1994 – The Chinatown Community Housing Corporation secures funding from the Housing and Urban Development to build and operate 105 units
1994 – The Roman Catholic Archdiocese purchases the property and sells rights to build I-Hotel to Chinatown Community Development Center (property mgmnt grp)
1995 – International Hotel Senior Housing, Inc is formed by International Hotel Citizens Advisory Committee and CCDC
1960s-1970s: commercial expansion torn down more than 4,000 low-income units in favor of high-rise buildings (including the famous Transamerica Pyramid and the Bank of America's world headquarters) and parking lots; 4 out of every 5 low-cost residential hotels in the area were gone by end of the 1970s.
“The civil rights and ethnic studies movements of the late 1960s were training grounds for Asian American cultural workers and the development of oppositional projects. . .unified by a common goal of articulating cultural resistance.” Espiritu (98)
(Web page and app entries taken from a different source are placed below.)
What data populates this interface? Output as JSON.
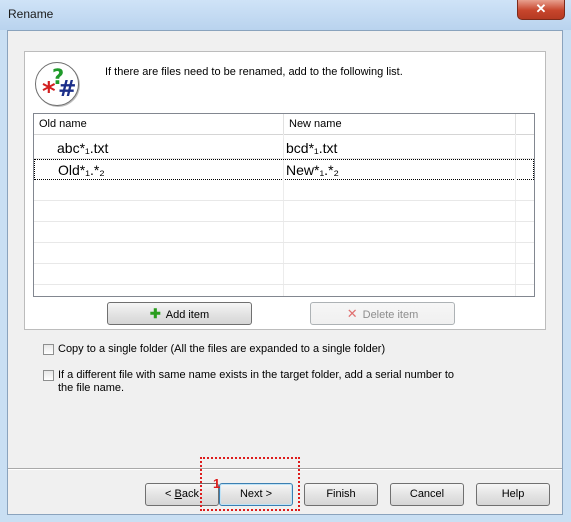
{
  "window": {
    "title": "Rename",
    "close_label": "✕"
  },
  "intro_text": "If there are files need to be renamed, add to the following list.",
  "list": {
    "columns": [
      "Old name",
      "New name"
    ],
    "rows": [
      {
        "old": "abc*₁.txt",
        "new": "bcd*₁.txt"
      },
      {
        "old": "Old*₁.*₂",
        "new": "New*₁.*₂"
      }
    ]
  },
  "buttons": {
    "add_item": "Add item",
    "delete_item": "Delete item",
    "back_prefix": "< ",
    "back_mnemonic": "B",
    "back_rest": "ack",
    "next": "Next >",
    "finish": "Finish",
    "cancel": "Cancel",
    "help": "Help"
  },
  "options": {
    "copy_single_folder": "Copy to a single folder (All the files are expanded to a single folder)",
    "serial_number_line1": "If a different file with same name exists in the target folder, add a serial number to",
    "serial_number_line2": "the file name."
  },
  "annotation": {
    "number": "1"
  },
  "colors": {
    "focus_box": "#dd1c1c",
    "titlebar": "#c9dff3",
    "close_button": "#c7452c"
  }
}
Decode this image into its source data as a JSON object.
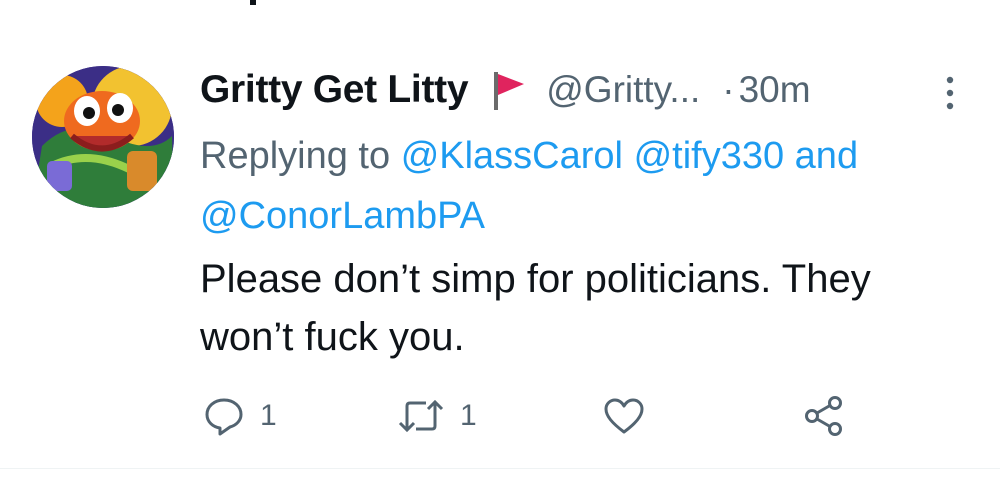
{
  "tweet": {
    "display_name": "Gritty Get Litty",
    "handle": "@Gritty...",
    "separator": "·",
    "time": "30m",
    "reply_prefix": "Replying to",
    "mention_1": "@KlassCarol",
    "mention_2": "@tify330",
    "reply_and": "and",
    "mention_3": "@ConorLambPA",
    "text": "Please don’t simp for politicians. They won’t fuck you."
  },
  "actions": {
    "reply_count": "1",
    "retweet_count": "1"
  },
  "icons": {
    "avatar": "gritty-avatar",
    "flag": "red-flag-emoji-icon",
    "more": "more-vertical-icon",
    "reply": "reply-icon",
    "retweet": "retweet-icon",
    "like": "heart-icon",
    "share": "share-icon"
  },
  "colors": {
    "text_primary": "#0f1419",
    "text_secondary": "#536471",
    "link": "#1d9bf0",
    "flag": "#e0245e"
  }
}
“Given the historical distortions and misrepresentations of Asian Americans in mainstream media, most cultural projects produced by Asian American men and women perform the important tasks of correcting histories, shaping legacies, creating new cultures, constructing a politics of resistance, and opening spaces for the forcibly excluded.” Espiritu (98)
So to fight such oppression, one must also challenge the ideological dimension (“cultural symbols” or “controlling images”)